Deforestation and forest degradation drive a significant portion of the country’s emissions, though PNG committed to reducing emissions from these sources by 2030. According to Global Forest Watch, from 2020 to 2021, PNG lost around 88,000 thousand hectares of primary humid tropical forest. PNG has increased export of harvested timber in recent years, and struggles to regulate and manage logging companies.
In many cases, people with disabilities are unable to participate in community life or work because of lack of accessibility, stigma, and other barriers. Children with disabilities in PNG face abuse, discrimination, and a wide range of barriers to education. Access to mental health services and other support services are limited, and many people with psychosocial disabilities and their families often consider traditional healers to be their only option.
Sexual Orientation and Gender Identity
Same-sex relations are punishable by up to 14 years’ imprisonment under PNG’s criminal code. While there is little information on actual convictions, the law is sometimes used as a pretext by officials and employers to harass or extort money from gay and lesbian people in Papua New Guinea.
Right to Health
The fragile health system in PNG is underfunded and overwhelmed, with high rates of malaria and diabetes among its population of more than 8 million. PNG also has one of the highest rates of tuberculosis in the world, with an estimated 30,000 new cases per year. Critical resources have been diverted from tuberculosis to respond to Covid-19.
Key International Actors
Both the Chinese and Australian governments are vying for influence in the Pacific.

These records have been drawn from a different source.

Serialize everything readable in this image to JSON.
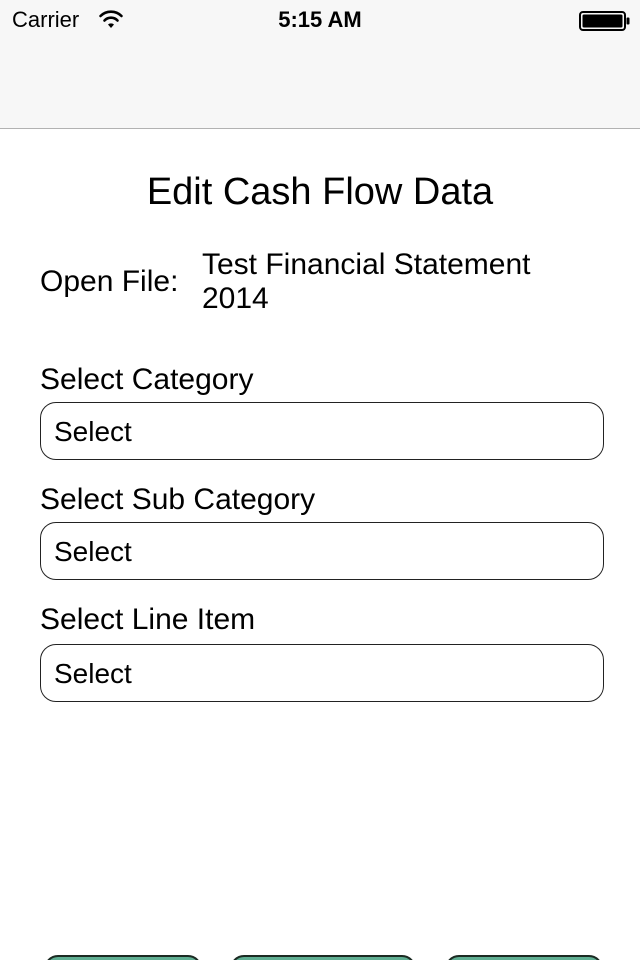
{
  "status_bar": {
    "carrier": "Carrier",
    "wifi_icon": "wifi-icon",
    "time": "5:15 AM",
    "battery_icon": "battery-icon"
  },
  "page": {
    "title": "Edit Cash Flow Data"
  },
  "open_file": {
    "label": "Open File:",
    "value": "Test Financial Statement 2014"
  },
  "fields": {
    "category": {
      "label": "Select Category",
      "value": "Select"
    },
    "sub_category": {
      "label": "Select Sub Category",
      "value": "Select"
    },
    "line_item": {
      "label": "Select Line Item",
      "value": "Select"
    }
  },
  "colors": {
    "button_fill": "#5fae92",
    "nav_background": "#f7f7f7"
  }
}
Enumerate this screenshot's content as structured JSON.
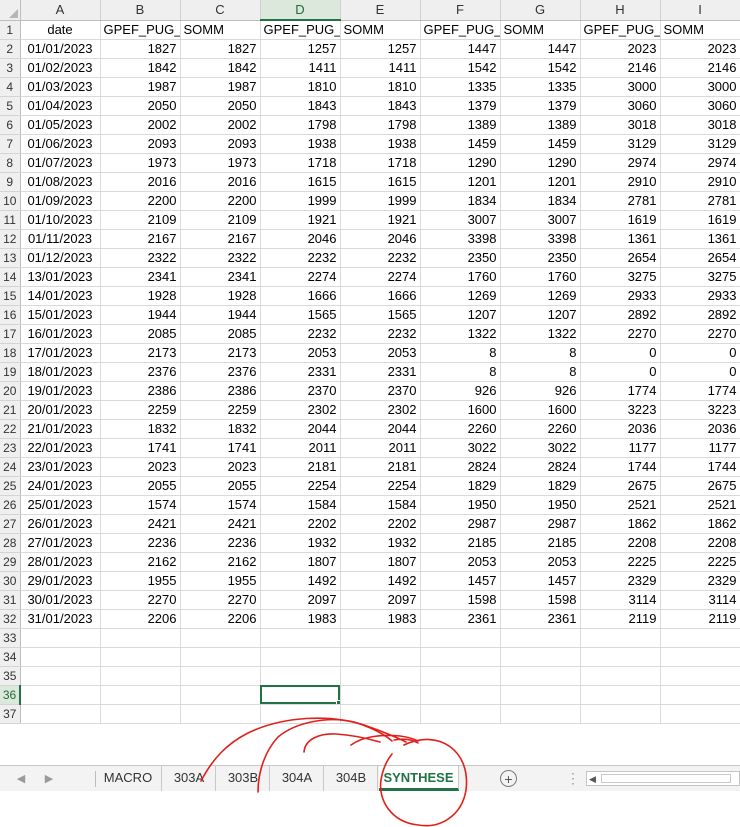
{
  "columns": [
    "A",
    "B",
    "C",
    "D",
    "E",
    "F",
    "G",
    "H",
    "I"
  ],
  "selected_column": "D",
  "selected_row": 36,
  "header_row": [
    "date",
    "GPEF_PUG_T",
    "SOMM",
    "GPEF_PUG_T",
    "SOMM",
    "GPEF_PUG_T",
    "SOMM",
    "GPEF_PUG_T",
    "SOMM"
  ],
  "data_rows": [
    [
      "01/01/2023",
      "1827",
      "1827",
      "1257",
      "1257",
      "1447",
      "1447",
      "2023",
      "2023"
    ],
    [
      "01/02/2023",
      "1842",
      "1842",
      "1411",
      "1411",
      "1542",
      "1542",
      "2146",
      "2146"
    ],
    [
      "01/03/2023",
      "1987",
      "1987",
      "1810",
      "1810",
      "1335",
      "1335",
      "3000",
      "3000"
    ],
    [
      "01/04/2023",
      "2050",
      "2050",
      "1843",
      "1843",
      "1379",
      "1379",
      "3060",
      "3060"
    ],
    [
      "01/05/2023",
      "2002",
      "2002",
      "1798",
      "1798",
      "1389",
      "1389",
      "3018",
      "3018"
    ],
    [
      "01/06/2023",
      "2093",
      "2093",
      "1938",
      "1938",
      "1459",
      "1459",
      "3129",
      "3129"
    ],
    [
      "01/07/2023",
      "1973",
      "1973",
      "1718",
      "1718",
      "1290",
      "1290",
      "2974",
      "2974"
    ],
    [
      "01/08/2023",
      "2016",
      "2016",
      "1615",
      "1615",
      "1201",
      "1201",
      "2910",
      "2910"
    ],
    [
      "01/09/2023",
      "2200",
      "2200",
      "1999",
      "1999",
      "1834",
      "1834",
      "2781",
      "2781"
    ],
    [
      "01/10/2023",
      "2109",
      "2109",
      "1921",
      "1921",
      "3007",
      "3007",
      "1619",
      "1619"
    ],
    [
      "01/11/2023",
      "2167",
      "2167",
      "2046",
      "2046",
      "3398",
      "3398",
      "1361",
      "1361"
    ],
    [
      "01/12/2023",
      "2322",
      "2322",
      "2232",
      "2232",
      "2350",
      "2350",
      "2654",
      "2654"
    ],
    [
      "13/01/2023",
      "2341",
      "2341",
      "2274",
      "2274",
      "1760",
      "1760",
      "3275",
      "3275"
    ],
    [
      "14/01/2023",
      "1928",
      "1928",
      "1666",
      "1666",
      "1269",
      "1269",
      "2933",
      "2933"
    ],
    [
      "15/01/2023",
      "1944",
      "1944",
      "1565",
      "1565",
      "1207",
      "1207",
      "2892",
      "2892"
    ],
    [
      "16/01/2023",
      "2085",
      "2085",
      "2232",
      "2232",
      "1322",
      "1322",
      "2270",
      "2270"
    ],
    [
      "17/01/2023",
      "2173",
      "2173",
      "2053",
      "2053",
      "8",
      "8",
      "0",
      "0"
    ],
    [
      "18/01/2023",
      "2376",
      "2376",
      "2331",
      "2331",
      "8",
      "8",
      "0",
      "0"
    ],
    [
      "19/01/2023",
      "2386",
      "2386",
      "2370",
      "2370",
      "926",
      "926",
      "1774",
      "1774"
    ],
    [
      "20/01/2023",
      "2259",
      "2259",
      "2302",
      "2302",
      "1600",
      "1600",
      "3223",
      "3223"
    ],
    [
      "21/01/2023",
      "1832",
      "1832",
      "2044",
      "2044",
      "2260",
      "2260",
      "2036",
      "2036"
    ],
    [
      "22/01/2023",
      "1741",
      "1741",
      "2011",
      "2011",
      "3022",
      "3022",
      "1177",
      "1177"
    ],
    [
      "23/01/2023",
      "2023",
      "2023",
      "2181",
      "2181",
      "2824",
      "2824",
      "1744",
      "1744"
    ],
    [
      "24/01/2023",
      "2055",
      "2055",
      "2254",
      "2254",
      "1829",
      "1829",
      "2675",
      "2675"
    ],
    [
      "25/01/2023",
      "1574",
      "1574",
      "1584",
      "1584",
      "1950",
      "1950",
      "2521",
      "2521"
    ],
    [
      "26/01/2023",
      "2421",
      "2421",
      "2202",
      "2202",
      "2987",
      "2987",
      "1862",
      "1862"
    ],
    [
      "27/01/2023",
      "2236",
      "2236",
      "1932",
      "1932",
      "2185",
      "2185",
      "2208",
      "2208"
    ],
    [
      "28/01/2023",
      "2162",
      "2162",
      "1807",
      "1807",
      "2053",
      "2053",
      "2225",
      "2225"
    ],
    [
      "29/01/2023",
      "1955",
      "1955",
      "1492",
      "1492",
      "1457",
      "1457",
      "2329",
      "2329"
    ],
    [
      "30/01/2023",
      "2270",
      "2270",
      "2097",
      "2097",
      "1598",
      "1598",
      "3114",
      "3114"
    ],
    [
      "31/01/2023",
      "2206",
      "2206",
      "1983",
      "1983",
      "2361",
      "2361",
      "2119",
      "2119"
    ]
  ],
  "empty_row_numbers": [
    33,
    34,
    35,
    36,
    37
  ],
  "tabs": [
    {
      "label": "MACRO",
      "active": false
    },
    {
      "label": "303A",
      "active": false
    },
    {
      "label": "303B",
      "active": false
    },
    {
      "label": "304A",
      "active": false
    },
    {
      "label": "304B",
      "active": false
    },
    {
      "label": "SYNTHESE",
      "active": true
    }
  ],
  "icons": {
    "prev_sheet": "caret-left-icon",
    "next_sheet": "caret-right-icon",
    "add_sheet": "plus-circle-icon",
    "more": "vertical-dots-icon",
    "scroll_left": "caret-left-icon"
  },
  "colors": {
    "accent": "#217346",
    "annotation": "#e0201b",
    "header_bg": "#efefef",
    "grid_line": "#d9d9d9"
  }
}
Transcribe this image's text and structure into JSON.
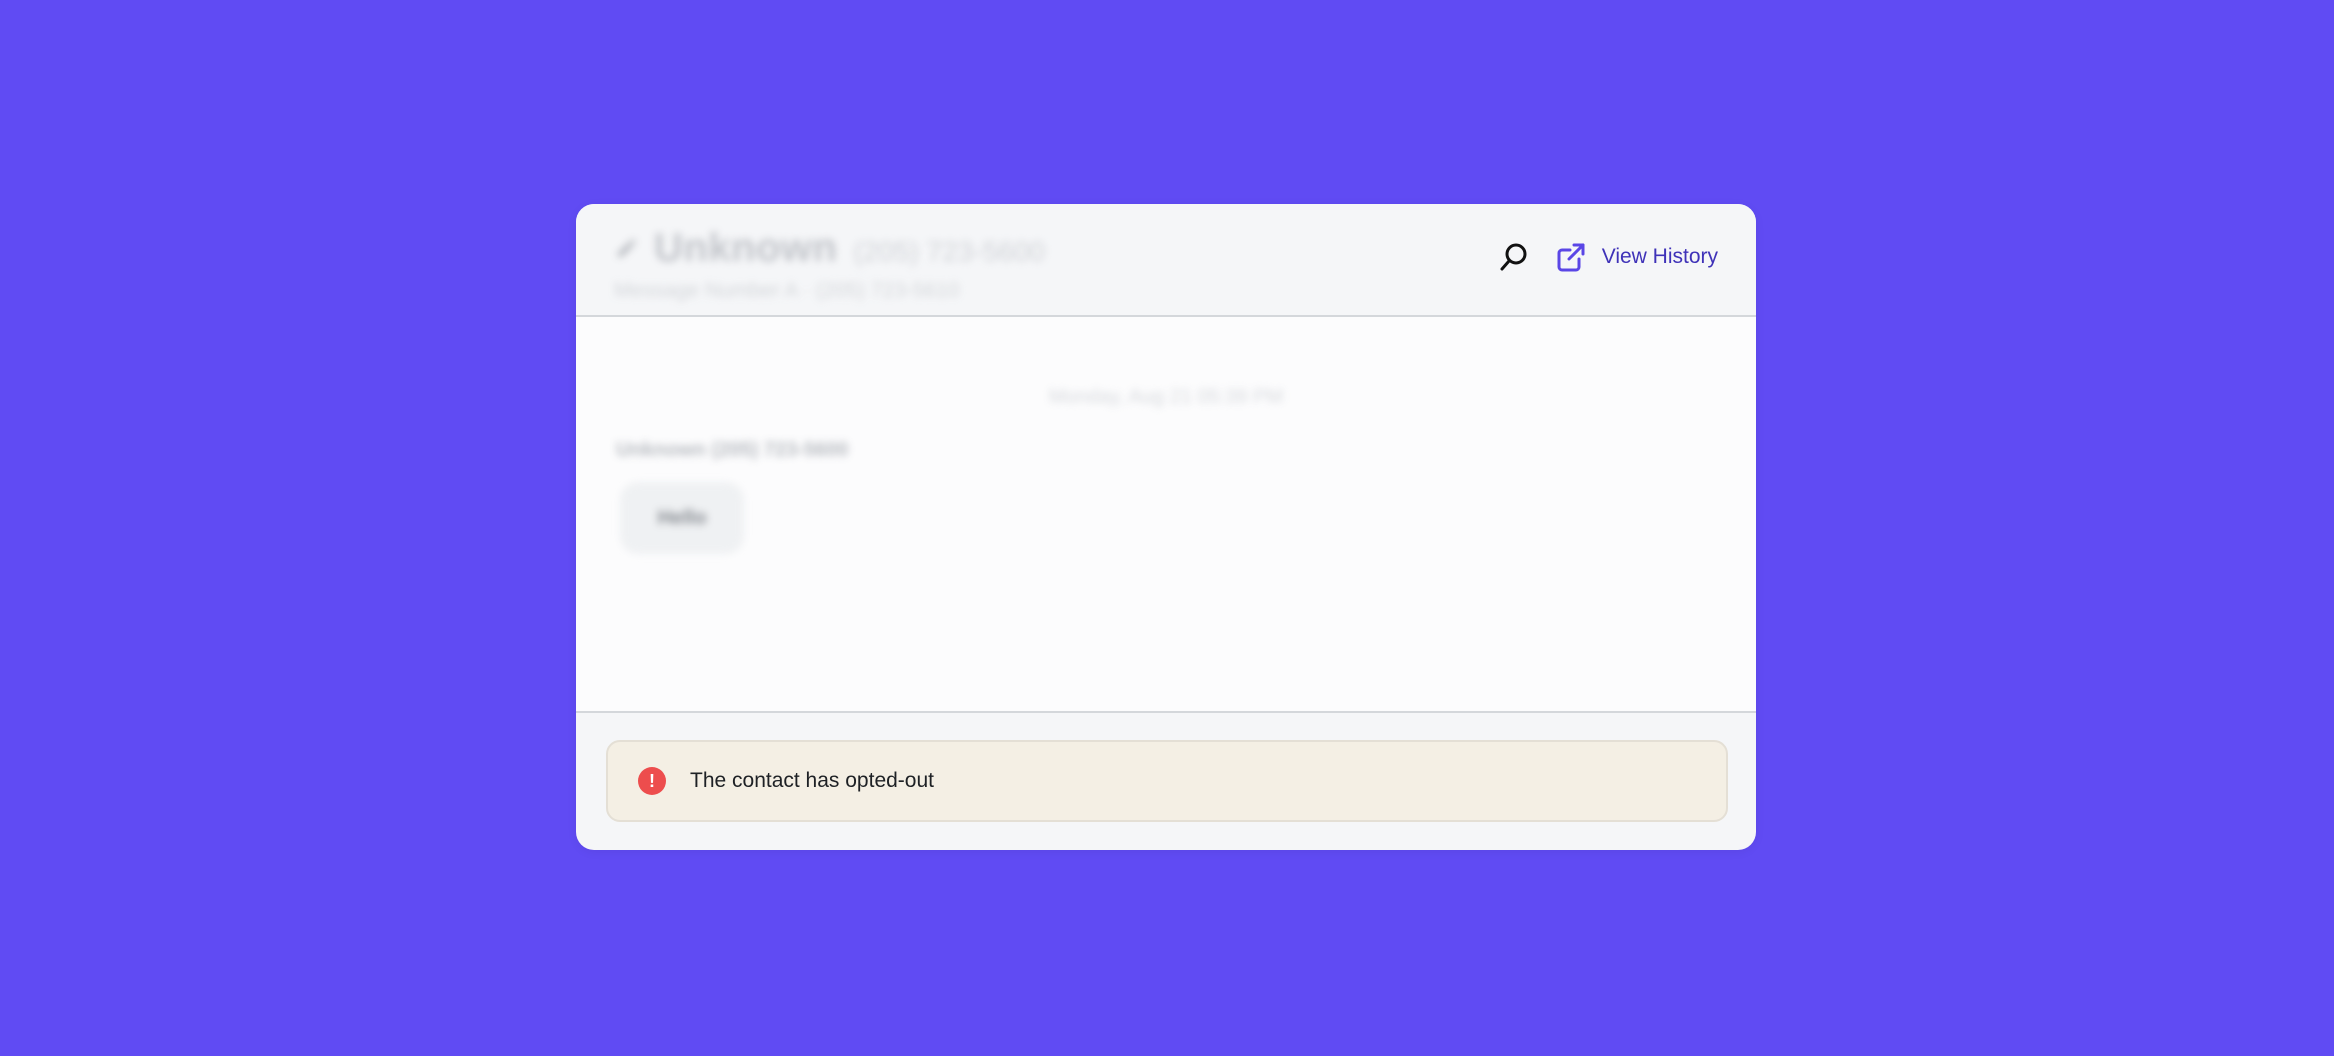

Australia is the largest provider of aid and investment to PNG. For 2022-23, Australia will provide an estimated AU$479 million (US$320 million) in bilateral funding to Papua New Guinea, and an estimated AU$596 million (US$399 million) in official development assistance.
Australia and PNG have strong security ties. In August, PNG’s Foreign Minister Justin Tkatchenko announced PNG is moving to negotiate a security treaty with Australia and potentially New Zealand. In 2022, Australia committed AU$580 million (US$396 million) to upgrade ports in PNG, and signed a Memorandum of Understanding with PNG to rebuild the country’s air force.
The Chinese government also provides significant development and economic support to PNG. Beijing signed a security agreement with the Solomon Islands in March, but Beijing was unsuccessful in reaching a sweeping trade and security deal with 10 countries in the region, including PNG.
Chinese Foreign Minister Wang Yi visited PNG in June, prior to the national election. Days before the visit, the Chinese government released a position paper about its relations with Pacific countries that highlighted “mutual respect” and “common development” and focused on economic, technical, and social cooperation.
In March 2022, the Human Rights Council adopted the final outcome report on the Universal Periodic Review of PNG. In July, then-UN High Commissioner Michelle Bachelet wrote to PNG’s foreign minister welcoming PNG’s actions to repeal the death penalty and legislative steps to strengthen criminal penalties for sorcery-related violence, but expressed concern about the rights of women, girls, and LGBT people.